Erica Martenson. “The benefits of labeling genetically-modified foods.” Napa Valley Register. January 01, 2008: “Requiring labeling for ingredients that don’t pose a health issue would undermine both our labeling laws and consumer confidence.”
“Genetically Modified Foods: Mandatory Labeling and the Specter of Fear.”: “The crucial term in this determination is the word ‘material.”43 The FDA, in the 1992 Policy Statement, determined that “using techniques such as recombinant DNA techniques’ on plants not to be material.44 It was deemed not to be material because there were no apparent safety issues.45 Usually, the FDA ‘will find labeling information ‘material’ in three general circumstances’ which are: when (1) the product poses ‘special health or environmental risks,’ (2) the product label may mislead the consumer ‘in light of other statements made on the label,’ or (3) the consumer is prone to think that because a certain food has certain similarities to another food that they are the same, when they are in fact not the same.'”
John Eldred, a partner at Keller and Heckman, addressed the Committee on this issue: “The consumer’s need for accurate information is of paramount importance: no one here disputes this fact. What we all should remember is that this need is not a mandate for selective inclusion of label information by individuals or groups that may support or oppose a given technology or ingredient. There is, rather, an ethical and moral imperative to provide full, accurate and non-misleading information that is of real value to consumers….

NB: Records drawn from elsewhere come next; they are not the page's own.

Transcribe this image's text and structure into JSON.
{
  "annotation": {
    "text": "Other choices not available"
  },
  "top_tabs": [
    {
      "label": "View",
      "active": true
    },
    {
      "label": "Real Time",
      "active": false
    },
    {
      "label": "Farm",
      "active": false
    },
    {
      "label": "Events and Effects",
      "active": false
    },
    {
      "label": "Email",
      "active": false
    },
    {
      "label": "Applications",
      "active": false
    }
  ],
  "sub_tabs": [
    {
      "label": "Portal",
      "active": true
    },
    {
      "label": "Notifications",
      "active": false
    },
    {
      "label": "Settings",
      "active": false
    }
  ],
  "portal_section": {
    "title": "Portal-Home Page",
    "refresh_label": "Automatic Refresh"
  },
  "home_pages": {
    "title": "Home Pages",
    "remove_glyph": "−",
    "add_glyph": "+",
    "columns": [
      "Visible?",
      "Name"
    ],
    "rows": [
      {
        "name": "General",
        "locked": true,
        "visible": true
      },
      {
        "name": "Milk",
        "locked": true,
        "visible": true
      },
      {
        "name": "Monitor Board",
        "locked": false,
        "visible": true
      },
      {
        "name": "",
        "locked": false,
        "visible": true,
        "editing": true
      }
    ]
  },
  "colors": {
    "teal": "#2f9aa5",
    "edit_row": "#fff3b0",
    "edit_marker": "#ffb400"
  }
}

A simple statement regarding the presence of genetically modified components, delivered out of context and without appropriate elaboration, fails this test entirely. Inaccurate and misleading information is worse than no information at all.”

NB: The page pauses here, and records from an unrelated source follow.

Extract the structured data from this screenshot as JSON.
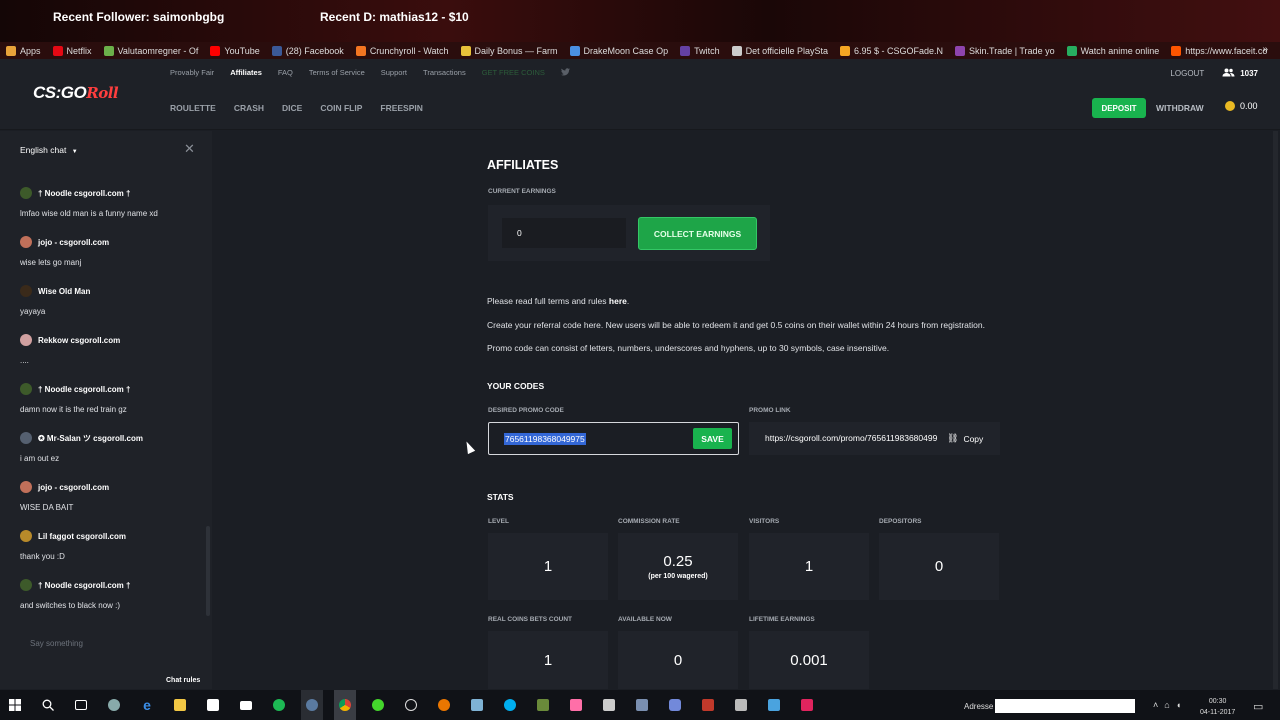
{
  "stream": {
    "recent_follower": "Recent Follower: saimonbgbg",
    "recent_donation": "Recent D: mathias12 - $10"
  },
  "bookmarks": [
    {
      "label": "Apps",
      "color": "#e8a33a"
    },
    {
      "label": "Netflix",
      "color": "#e50914"
    },
    {
      "label": "Valutaomregner - Of",
      "color": "#6bb04a"
    },
    {
      "label": "YouTube",
      "color": "#ff0000"
    },
    {
      "label": "(28) Facebook",
      "color": "#3b5998"
    },
    {
      "label": "Crunchyroll - Watch",
      "color": "#f47521"
    },
    {
      "label": "Daily Bonus — Farm",
      "color": "#e8c23a"
    },
    {
      "label": "DrakeMoon Case Op",
      "color": "#4a90e2"
    },
    {
      "label": "Twitch",
      "color": "#6441a4"
    },
    {
      "label": "Det officielle PlaySta",
      "color": "#cccccc"
    },
    {
      "label": "6.95 $ - CSGOFade.N",
      "color": "#f5a623"
    },
    {
      "label": "Skin.Trade | Trade yo",
      "color": "#8e44ad"
    },
    {
      "label": "Watch anime online",
      "color": "#27ae60"
    },
    {
      "label": "https://www.faceit.co",
      "color": "#ff5500"
    }
  ],
  "bookmarks_more": "»",
  "header": {
    "logo_main": "CS:GO",
    "logo_accent": "Roll",
    "top_nav": [
      "Provably Fair",
      "Affiliates",
      "FAQ",
      "Terms of Service",
      "Support",
      "Transactions",
      "GET FREE COINS"
    ],
    "active_top": "Affiliates",
    "twitter_icon": "twitter-icon",
    "game_nav": [
      "ROULETTE",
      "CRASH",
      "DICE",
      "COIN FLIP",
      "FREESPIN"
    ],
    "logout": "LOGOUT",
    "online_count": "1037",
    "deposit": "DEPOSIT",
    "withdraw": "WITHDRAW",
    "balance": "0.00"
  },
  "chat": {
    "language": "English chat",
    "close": "✕",
    "messages": [
      {
        "name": "† Noodle csgoroll.com †",
        "text": "lmfao wise old man is a funny name xd",
        "avatar_color": "#3d5a2a"
      },
      {
        "name": "jojo - csgoroll.com",
        "text": "wise lets go manj",
        "avatar_color": "#c0705a"
      },
      {
        "name": "Wise Old Man",
        "text": "yayaya",
        "avatar_color": "#3a2a1a"
      },
      {
        "name": "Rekkow csgoroll.com",
        "text": "....",
        "avatar_color": "#d0a0a0"
      },
      {
        "name": "† Noodle csgoroll.com †",
        "text": "damn now it is the red train gz",
        "avatar_color": "#3d5a2a"
      },
      {
        "name": "✪ Mr-Salan ツ csgoroll.com",
        "text": "i am out ez",
        "avatar_color": "#556070"
      },
      {
        "name": "jojo - csgoroll.com",
        "text": "WISE DA BAIT",
        "avatar_color": "#c0705a"
      },
      {
        "name": "Lil faggot csgoroll.com",
        "text": "thank you :D",
        "avatar_color": "#b88a2a"
      },
      {
        "name": "† Noodle csgoroll.com †",
        "text": "and switches to black now :)",
        "avatar_color": "#3d5a2a"
      }
    ],
    "placeholder": "Say something",
    "rules": "Chat rules"
  },
  "affiliates": {
    "title": "AFFILIATES",
    "current_earnings_label": "CURRENT EARNINGS",
    "current_earnings_value": "0",
    "collect_button": "COLLECT EARNINGS",
    "terms_prefix": "Please read full terms and rules ",
    "terms_link": "here",
    "terms_suffix": ".",
    "info_1": "Create your referral code here. New users will be able to redeem it and get 0.5 coins on their wallet within 24 hours from registration.",
    "info_2": "Promo code can consist of letters, numbers, underscores and hyphens, up to 30 symbols, case insensitive.",
    "your_codes": "YOUR CODES",
    "desired_promo_label": "DESIRED PROMO CODE",
    "desired_promo_value": "76561198368049975",
    "save_button": "SAVE",
    "promo_link_label": "PROMO LINK",
    "promo_link_value": "https://csgoroll.com/promo/76561198368049975",
    "copy_button": "Copy",
    "stats_title": "STATS",
    "stats": [
      {
        "label": "LEVEL",
        "value": "1"
      },
      {
        "label": "COMMISSION RATE",
        "value": "0.25",
        "sub": "(per 100 wagered)"
      },
      {
        "label": "VISITORS",
        "value": "1"
      },
      {
        "label": "DEPOSITORS",
        "value": "0"
      },
      {
        "label": "REAL COINS BETS COUNT",
        "value": "1"
      },
      {
        "label": "AVAILABLE NOW",
        "value": "0"
      },
      {
        "label": "LIFETIME EARNINGS",
        "value": "0.001"
      }
    ]
  },
  "taskbar": {
    "address_label": "Adresse",
    "time": "00:30",
    "date": "04-11-2017"
  }
}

George Misko. “Oppose Mandatory Labeling For Genetically Modified Food Ingredients.” Food & Drug Packaging. July, 1999: “Why is [labeling] proposed? Because the proponents wish to stigmatize those products with a label notice that has the effect of a warning. And stigmatize, such a label will. To cite one example: In the United Kingdom, the popular press has, through a campaign of misinformation, created near-hysteria by slanderously referring to food products containing GMO derivatives as ‘Frankenstein Foods.'”
Royal Society of Canada’s Expert Panel on Biotechnology concluded: “Given our current knowledge about the risks associated with GM foods compared with similar non-GM food products, we see little scientific reason for treating the two differently with respect to labelling requirements. To mandate labelling for potential health risks in GM products alone would promote an inconsistency with no firm scientific justification.”